» **WORK TASK**
Images stay out. Everything else in the records is repeated exactly.

» **SUPPLIED RECORDS**
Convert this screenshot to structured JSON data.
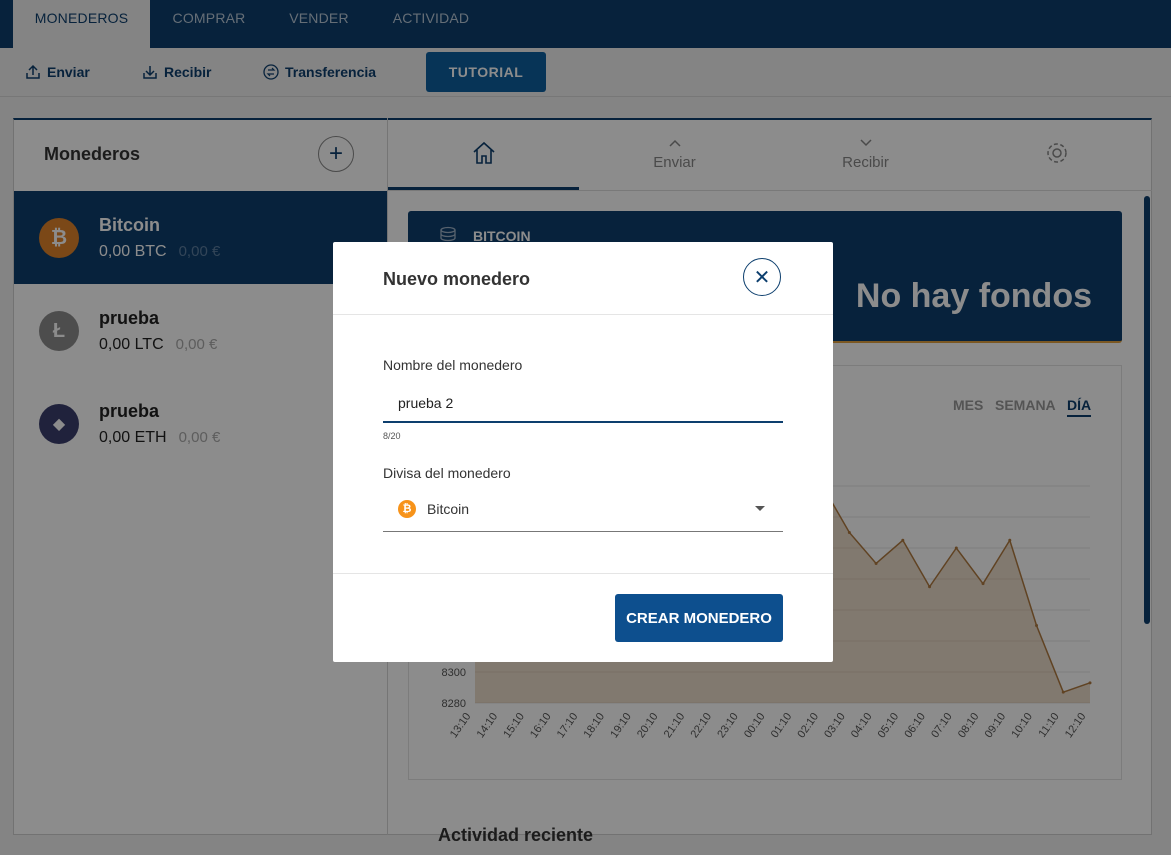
{
  "topnav": {
    "tabs": [
      {
        "label": "MONEDEROS",
        "active": true
      },
      {
        "label": "COMPRAR",
        "active": false
      },
      {
        "label": "VENDER",
        "active": false
      },
      {
        "label": "ACTIVIDAD",
        "active": false
      }
    ]
  },
  "actions": {
    "send": "Enviar",
    "receive": "Recibir",
    "transfer": "Transferencia",
    "tutorial": "TUTORIAL"
  },
  "sidebar": {
    "title": "Monederos",
    "add_icon": "plus-icon",
    "wallets": [
      {
        "name": "Bitcoin",
        "amount": "0,00 BTC",
        "fiat": "0,00 €",
        "color": "#e0832a",
        "symbol": "₿",
        "active": true
      },
      {
        "name": "prueba",
        "amount": "0,00 LTC",
        "fiat": "0,00 €",
        "color": "#8c8c8c",
        "symbol": "Ł",
        "active": false
      },
      {
        "name": "prueba",
        "amount": "0,00 ETH",
        "fiat": "0,00 €",
        "color": "#3b3f6e",
        "symbol": "◆",
        "active": false
      }
    ]
  },
  "detail": {
    "tabs": [
      {
        "label": "",
        "icon": "home-icon"
      },
      {
        "label": "Enviar",
        "icon": "chevron-up-icon"
      },
      {
        "label": "Recibir",
        "icon": "chevron-down-icon"
      },
      {
        "label": "",
        "icon": "gear-icon"
      }
    ],
    "banner_title": "BITCOIN",
    "no_funds": "No hay fondos",
    "periods": [
      "MES",
      "SEMANA",
      "DÍA"
    ],
    "active_period": "DÍA",
    "recent_title": "Actividad reciente"
  },
  "chart_data": {
    "type": "area",
    "x": [
      "13:10",
      "14:10",
      "15:10",
      "16:10",
      "17:10",
      "18:10",
      "19:10",
      "20:10",
      "21:10",
      "22:10",
      "23:10",
      "00:10",
      "01:10",
      "02:10",
      "03:10",
      "04:10",
      "05:10",
      "06:10",
      "07:10",
      "08:10",
      "09:10",
      "10:10",
      "11:10",
      "12:10"
    ],
    "y_ticks": [
      8280,
      8300
    ],
    "values": [
      8330,
      8330,
      8330,
      8330,
      8330,
      8330,
      8330,
      8330,
      8330,
      8330,
      8330,
      8330,
      8330,
      8420,
      8390,
      8370,
      8385,
      8355,
      8380,
      8357,
      8385,
      8330,
      8287,
      8293
    ],
    "color": "#c89a6a"
  },
  "modal": {
    "title": "Nuevo monedero",
    "close_icon": "close-icon",
    "name_label": "Nombre del monedero",
    "name_value": "prueba 2",
    "counter": "8/20",
    "currency_label": "Divisa del monedero",
    "currency_value": "Bitcoin",
    "create": "CREAR MONEDERO"
  }
}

» **TASK RESULT**
Convert this screenshot to structured JSON data.
{
  "topnav": {
    "tabs": [
      {
        "label": "MONEDEROS",
        "active": true
      },
      {
        "label": "COMPRAR",
        "active": false
      },
      {
        "label": "VENDER",
        "active": false
      },
      {
        "label": "ACTIVIDAD",
        "active": false
      }
    ]
  },
  "actions": {
    "send": "Enviar",
    "receive": "Recibir",
    "transfer": "Transferencia",
    "tutorial": "TUTORIAL"
  },
  "sidebar": {
    "title": "Monederos",
    "add_icon": "plus-icon",
    "wallets": [
      {
        "name": "Bitcoin",
        "amount": "0,00 BTC",
        "fiat": "0,00 €",
        "color": "#e0832a",
        "symbol": "₿",
        "active": true
      },
      {
        "name": "prueba",
        "amount": "0,00 LTC",
        "fiat": "0,00 €",
        "color": "#8c8c8c",
        "symbol": "Ł",
        "active": false
      },
      {
        "name": "prueba",
        "amount": "0,00 ETH",
        "fiat": "0,00 €",
        "color": "#3b3f6e",
        "symbol": "◆",
        "active": false
      }
    ]
  },
  "detail": {
    "tabs": [
      {
        "label": "",
        "icon": "home-icon"
      },
      {
        "label": "Enviar",
        "icon": "chevron-up-icon"
      },
      {
        "label": "Recibir",
        "icon": "chevron-down-icon"
      },
      {
        "label": "",
        "icon": "gear-icon"
      }
    ],
    "banner_title": "BITCOIN",
    "no_funds": "No hay fondos",
    "periods": [
      "MES",
      "SEMANA",
      "DÍA"
    ],
    "active_period": "DÍA",
    "recent_title": "Actividad reciente"
  },
  "chart_data": {
    "type": "area",
    "x": [
      "13:10",
      "14:10",
      "15:10",
      "16:10",
      "17:10",
      "18:10",
      "19:10",
      "20:10",
      "21:10",
      "22:10",
      "23:10",
      "00:10",
      "01:10",
      "02:10",
      "03:10",
      "04:10",
      "05:10",
      "06:10",
      "07:10",
      "08:10",
      "09:10",
      "10:10",
      "11:10",
      "12:10"
    ],
    "y_ticks": [
      8280,
      8300
    ],
    "values": [
      8330,
      8330,
      8330,
      8330,
      8330,
      8330,
      8330,
      8330,
      8330,
      8330,
      8330,
      8330,
      8330,
      8420,
      8390,
      8370,
      8385,
      8355,
      8380,
      8357,
      8385,
      8330,
      8287,
      8293
    ],
    "color": "#c89a6a"
  },
  "modal": {
    "title": "Nuevo monedero",
    "close_icon": "close-icon",
    "name_label": "Nombre del monedero",
    "name_value": "prueba 2",
    "counter": "8/20",
    "currency_label": "Divisa del monedero",
    "currency_value": "Bitcoin",
    "create": "CREAR MONEDERO"
  }
}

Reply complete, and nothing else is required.